On paper, this car is an enthusiast's dream: a big V-8 underhood, a six-speed manual, independent rear suspension, and rear-wheel drive. You'd expect it to be completely amazing after such a long hiatus, but the Camaro is far from perfect.
The car is far too heavy and too quiet. It makes a lot of sacrifices in the name of design. You can forget about putting large objects in the trunk, because the opening is oddly shaped and not very deep. The shifter looks cool, but it irritates me to feel the stitching on the palm of my hand when I shift. I was expecting to be blown away by the 426 hp here, since the Ford Mustang has 315 hp and feels quite nice, but the Camaro is so heavy it doesn't feel any faster. Actually, sometimes it feels slower. Toss in the fact that the LS3 can barely be heard through the exhaust, and you really feel like you're in a car that isn't sure if it's supposed to be fast, refined, or good looking. It does each of those things to a certain degree, but the clear winner is design.
But that doesn't mean the Camaro isn't fun. I took the Camaro to a drive-in movie and had a blast. As soon as we parked, a flock of children descended upon the Camaro and asked what it was. Nobody seemed to notice the Dodge Challenger a few cars over. The highlight of the experience was watching the trailer for the new Transformers movie while I was sitting in a Camaro. Did I mention my date is a huge fan of Transformers? The only way that could have worked out better would be if we had arrived in a Bumblebee edition Camaro.

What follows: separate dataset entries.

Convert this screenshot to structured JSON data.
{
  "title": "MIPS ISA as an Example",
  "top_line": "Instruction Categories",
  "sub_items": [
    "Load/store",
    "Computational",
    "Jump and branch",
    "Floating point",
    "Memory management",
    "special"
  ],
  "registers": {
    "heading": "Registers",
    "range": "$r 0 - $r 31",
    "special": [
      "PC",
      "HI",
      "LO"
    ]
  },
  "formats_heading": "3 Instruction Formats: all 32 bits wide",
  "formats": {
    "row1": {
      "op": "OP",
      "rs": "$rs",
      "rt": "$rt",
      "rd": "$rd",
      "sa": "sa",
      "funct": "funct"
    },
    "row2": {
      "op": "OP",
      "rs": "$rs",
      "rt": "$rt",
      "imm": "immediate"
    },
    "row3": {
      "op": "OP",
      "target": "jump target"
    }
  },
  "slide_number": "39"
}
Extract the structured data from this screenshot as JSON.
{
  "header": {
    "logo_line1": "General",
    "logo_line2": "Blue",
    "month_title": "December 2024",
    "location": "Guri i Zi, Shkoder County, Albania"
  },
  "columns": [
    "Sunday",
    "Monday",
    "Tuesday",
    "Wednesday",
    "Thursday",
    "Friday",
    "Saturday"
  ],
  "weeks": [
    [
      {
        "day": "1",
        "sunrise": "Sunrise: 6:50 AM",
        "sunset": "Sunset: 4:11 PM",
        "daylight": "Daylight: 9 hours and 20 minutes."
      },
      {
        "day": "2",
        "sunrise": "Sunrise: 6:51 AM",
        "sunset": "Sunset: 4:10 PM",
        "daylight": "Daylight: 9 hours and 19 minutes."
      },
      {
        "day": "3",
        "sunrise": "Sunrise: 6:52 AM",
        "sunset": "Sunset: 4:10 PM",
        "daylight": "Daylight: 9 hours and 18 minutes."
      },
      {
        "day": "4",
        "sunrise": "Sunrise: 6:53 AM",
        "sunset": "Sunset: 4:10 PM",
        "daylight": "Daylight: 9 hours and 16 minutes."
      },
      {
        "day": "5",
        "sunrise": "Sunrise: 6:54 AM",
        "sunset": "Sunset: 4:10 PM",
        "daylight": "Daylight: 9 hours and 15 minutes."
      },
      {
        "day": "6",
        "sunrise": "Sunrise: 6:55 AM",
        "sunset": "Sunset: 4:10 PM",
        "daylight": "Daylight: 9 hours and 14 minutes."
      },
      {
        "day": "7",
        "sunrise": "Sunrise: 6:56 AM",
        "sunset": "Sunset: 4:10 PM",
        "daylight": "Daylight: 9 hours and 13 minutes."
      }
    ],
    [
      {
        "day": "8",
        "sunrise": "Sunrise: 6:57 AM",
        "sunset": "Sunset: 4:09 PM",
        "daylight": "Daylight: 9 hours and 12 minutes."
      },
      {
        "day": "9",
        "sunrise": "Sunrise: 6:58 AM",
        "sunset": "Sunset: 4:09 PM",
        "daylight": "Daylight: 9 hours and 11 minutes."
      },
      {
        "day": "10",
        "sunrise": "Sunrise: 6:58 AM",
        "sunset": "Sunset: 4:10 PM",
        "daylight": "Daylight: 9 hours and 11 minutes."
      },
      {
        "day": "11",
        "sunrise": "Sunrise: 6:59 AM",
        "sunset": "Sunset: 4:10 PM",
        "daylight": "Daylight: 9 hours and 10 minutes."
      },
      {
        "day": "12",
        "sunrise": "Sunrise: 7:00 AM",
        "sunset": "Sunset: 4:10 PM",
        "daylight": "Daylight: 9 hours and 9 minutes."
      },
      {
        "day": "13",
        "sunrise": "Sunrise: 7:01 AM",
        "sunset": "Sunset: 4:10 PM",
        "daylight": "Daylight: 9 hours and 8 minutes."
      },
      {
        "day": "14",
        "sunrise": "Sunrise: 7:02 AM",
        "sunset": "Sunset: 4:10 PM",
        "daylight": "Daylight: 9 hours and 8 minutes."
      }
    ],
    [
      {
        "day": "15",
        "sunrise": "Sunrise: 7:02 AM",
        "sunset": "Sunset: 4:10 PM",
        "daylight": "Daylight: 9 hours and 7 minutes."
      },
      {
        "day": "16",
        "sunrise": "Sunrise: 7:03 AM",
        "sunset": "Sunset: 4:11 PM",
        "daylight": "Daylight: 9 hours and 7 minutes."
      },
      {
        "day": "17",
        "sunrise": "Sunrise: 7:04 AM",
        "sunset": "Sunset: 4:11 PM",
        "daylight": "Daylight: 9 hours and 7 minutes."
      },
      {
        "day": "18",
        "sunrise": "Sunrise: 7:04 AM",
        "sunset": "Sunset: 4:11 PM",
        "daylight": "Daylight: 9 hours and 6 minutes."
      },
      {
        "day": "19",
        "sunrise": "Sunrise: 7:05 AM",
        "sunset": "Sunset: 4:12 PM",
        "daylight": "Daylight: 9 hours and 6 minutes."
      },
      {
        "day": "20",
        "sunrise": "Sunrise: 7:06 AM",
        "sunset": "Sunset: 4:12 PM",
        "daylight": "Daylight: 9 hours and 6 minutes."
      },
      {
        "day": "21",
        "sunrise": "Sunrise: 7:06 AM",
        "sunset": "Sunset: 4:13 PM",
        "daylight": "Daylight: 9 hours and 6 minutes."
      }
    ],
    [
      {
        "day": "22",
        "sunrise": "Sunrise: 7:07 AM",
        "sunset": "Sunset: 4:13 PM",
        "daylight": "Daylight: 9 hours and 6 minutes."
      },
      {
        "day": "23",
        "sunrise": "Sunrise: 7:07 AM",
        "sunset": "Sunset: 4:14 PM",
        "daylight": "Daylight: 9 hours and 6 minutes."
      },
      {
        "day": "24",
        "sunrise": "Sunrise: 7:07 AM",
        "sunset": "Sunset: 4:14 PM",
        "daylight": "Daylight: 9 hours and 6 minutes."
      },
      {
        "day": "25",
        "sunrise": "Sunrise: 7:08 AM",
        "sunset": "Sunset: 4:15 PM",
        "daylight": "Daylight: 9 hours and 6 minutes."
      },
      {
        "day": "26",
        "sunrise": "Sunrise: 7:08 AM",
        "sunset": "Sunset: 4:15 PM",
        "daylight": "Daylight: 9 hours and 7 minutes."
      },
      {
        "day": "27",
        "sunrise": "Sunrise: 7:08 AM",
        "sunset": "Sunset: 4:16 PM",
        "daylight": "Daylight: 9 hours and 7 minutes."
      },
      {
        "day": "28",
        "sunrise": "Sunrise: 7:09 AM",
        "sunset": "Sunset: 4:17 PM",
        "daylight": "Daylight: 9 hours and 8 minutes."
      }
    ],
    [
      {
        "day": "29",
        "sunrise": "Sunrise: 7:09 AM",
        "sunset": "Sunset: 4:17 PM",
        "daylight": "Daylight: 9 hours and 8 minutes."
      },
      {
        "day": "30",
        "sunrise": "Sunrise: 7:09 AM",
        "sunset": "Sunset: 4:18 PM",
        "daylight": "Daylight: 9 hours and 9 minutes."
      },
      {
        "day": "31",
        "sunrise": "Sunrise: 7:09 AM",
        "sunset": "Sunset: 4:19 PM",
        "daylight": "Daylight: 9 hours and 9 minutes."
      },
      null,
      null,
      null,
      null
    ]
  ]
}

Keeping in mind the Camaro is a muscle car, not a pure sports car, this is a great way to spend $35,000. Those who wish to spend more time carving up mountain roads than doing burnouts will probably be happier in a Nissan 370Z, but there are a lot of people who just like to go fast, turn left, and repeat. Now that group has another exciting choice.
Phil Floraday, Senior Online Editor